Ah, the doppelgänger effect!
However, when we rented the scooter and Twizy (see previous post) and went around the entire city, we saw a much more sophisticated, well-taken-care-of, and artistic city. So sorry B.A., not to disparage you, as we know your on-going currency issues have really thwarted your efforts to keep up with wealthier nations, but although very similar, Barcelona has you beat. And also unlike Greece, where the European Union monetary and unemployment woes can be clearly see in he streets of Athens, in Barcelona, where Spain is experiencing almost as crippling of an economic situation, no signs of financial struggles could be found. The city has amazing streets, shops, parks, plaza's, museums, an incredible Olympic Village and even an amazing waterfront and beaches. Just, wow.
Too bad we only had a small taste of you Barcelona - so appropriate, just like your small plate tapas and pintxos. We'd really love to come back here and spend more time; there are so many more bites to take.
Off to Bordeaux and back to French culture!

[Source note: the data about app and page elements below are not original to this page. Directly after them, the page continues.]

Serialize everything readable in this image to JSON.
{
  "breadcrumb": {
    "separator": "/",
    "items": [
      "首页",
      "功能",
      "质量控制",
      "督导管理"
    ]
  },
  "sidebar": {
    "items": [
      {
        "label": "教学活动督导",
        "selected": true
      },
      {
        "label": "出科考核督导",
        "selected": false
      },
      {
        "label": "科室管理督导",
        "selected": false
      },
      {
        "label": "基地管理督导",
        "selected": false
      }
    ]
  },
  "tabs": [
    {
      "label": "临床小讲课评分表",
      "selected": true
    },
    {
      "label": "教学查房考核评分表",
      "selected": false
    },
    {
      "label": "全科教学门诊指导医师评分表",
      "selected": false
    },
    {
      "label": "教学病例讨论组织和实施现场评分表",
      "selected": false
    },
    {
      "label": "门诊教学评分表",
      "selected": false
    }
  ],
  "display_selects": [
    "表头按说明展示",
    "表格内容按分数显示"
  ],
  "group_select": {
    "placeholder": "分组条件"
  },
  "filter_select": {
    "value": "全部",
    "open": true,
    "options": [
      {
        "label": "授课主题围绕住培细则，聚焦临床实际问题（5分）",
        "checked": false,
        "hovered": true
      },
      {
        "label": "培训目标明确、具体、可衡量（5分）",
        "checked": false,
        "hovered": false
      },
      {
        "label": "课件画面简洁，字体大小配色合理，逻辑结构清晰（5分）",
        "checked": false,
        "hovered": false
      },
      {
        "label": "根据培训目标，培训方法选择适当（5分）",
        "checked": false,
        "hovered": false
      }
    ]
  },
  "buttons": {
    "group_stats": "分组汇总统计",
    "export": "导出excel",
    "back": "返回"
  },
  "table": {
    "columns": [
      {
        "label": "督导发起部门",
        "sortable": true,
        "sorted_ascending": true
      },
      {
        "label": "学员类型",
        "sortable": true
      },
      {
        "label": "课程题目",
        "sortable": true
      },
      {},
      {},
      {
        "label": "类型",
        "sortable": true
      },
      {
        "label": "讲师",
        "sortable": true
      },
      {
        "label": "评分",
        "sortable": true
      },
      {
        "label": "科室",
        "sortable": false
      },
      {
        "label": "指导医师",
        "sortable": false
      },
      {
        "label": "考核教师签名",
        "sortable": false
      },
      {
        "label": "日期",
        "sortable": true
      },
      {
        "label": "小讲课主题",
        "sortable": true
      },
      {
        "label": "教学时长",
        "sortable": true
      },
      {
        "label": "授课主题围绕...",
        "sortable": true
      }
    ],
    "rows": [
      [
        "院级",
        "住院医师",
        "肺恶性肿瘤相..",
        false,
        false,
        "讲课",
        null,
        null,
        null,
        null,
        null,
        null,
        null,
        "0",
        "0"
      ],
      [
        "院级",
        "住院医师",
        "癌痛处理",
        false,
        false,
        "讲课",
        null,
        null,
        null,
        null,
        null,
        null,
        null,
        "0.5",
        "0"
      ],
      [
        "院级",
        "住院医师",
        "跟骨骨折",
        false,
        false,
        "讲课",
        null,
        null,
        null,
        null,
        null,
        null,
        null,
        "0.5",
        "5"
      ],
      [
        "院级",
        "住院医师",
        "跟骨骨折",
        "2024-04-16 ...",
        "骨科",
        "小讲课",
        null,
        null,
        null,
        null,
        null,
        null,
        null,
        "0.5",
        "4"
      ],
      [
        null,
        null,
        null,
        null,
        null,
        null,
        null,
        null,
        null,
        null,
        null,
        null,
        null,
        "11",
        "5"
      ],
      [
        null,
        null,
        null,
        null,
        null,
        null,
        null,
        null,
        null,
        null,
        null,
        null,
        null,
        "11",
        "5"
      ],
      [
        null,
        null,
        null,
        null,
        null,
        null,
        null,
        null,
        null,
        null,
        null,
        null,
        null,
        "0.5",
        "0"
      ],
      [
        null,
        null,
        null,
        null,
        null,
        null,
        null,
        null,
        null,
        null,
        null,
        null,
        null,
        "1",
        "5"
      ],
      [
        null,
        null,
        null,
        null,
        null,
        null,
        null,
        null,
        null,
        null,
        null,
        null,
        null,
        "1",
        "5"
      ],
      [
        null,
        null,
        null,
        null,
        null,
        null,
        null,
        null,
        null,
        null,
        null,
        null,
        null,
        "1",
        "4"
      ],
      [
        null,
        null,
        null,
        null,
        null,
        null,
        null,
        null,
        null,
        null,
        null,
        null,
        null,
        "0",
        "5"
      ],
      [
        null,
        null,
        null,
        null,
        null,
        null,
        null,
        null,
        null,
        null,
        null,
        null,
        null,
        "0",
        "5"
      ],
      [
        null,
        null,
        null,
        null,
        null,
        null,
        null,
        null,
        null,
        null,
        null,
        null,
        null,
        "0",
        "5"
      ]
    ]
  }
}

P.S. In Catalan, the regional heritage and language roots of Eastern Spain (and the Basque regions), "X" is often substituted for consonant pairing, especially "CH", so we saw many signs for "Xocolate" and "Xurros". Suzanne and I even had another hour-long date night where we skipped past the familiar Tapas (small plates) and went for the more mysterious Pinchos/Pintxos - self-served snacks on bread slices where you are charged "by the toothpick"! Mmmmm. Guess who had the smaller beer?!?
P.S.S. As we have experienced in many places, and again confirmed in Barcelona, there is really a " A Tale of Three Cities" in most major stops. Each popular tourist destination is really three distinct areas, and if you do not have a car, you are often not seeing the entire spectrum of the town. The "first" city is the actual tourist area, and only what most visitors see; the "second" is the extended inner-city neighborhoods where the hard-core urban dwellers and young hipsters hang-out, plus, off-the-beaten-path museums; and the "third" is the suburbs, Yes, most cities around the world have larger and more sprawling areas just outside of town, complete with IKEA's, Home Depot and Costco knock-offs, and newer housing tracks (and often look a lot like the U.S.). My point? Having a car is such a blessing as we can experience all three when driving, and it gives you a look at not only the most historic, and the deeply cultural, but also the modern commercial expansion of each famous stop, which is a nice compare-and-contrast exercise and gives a more full-rounded understanding of these cultures.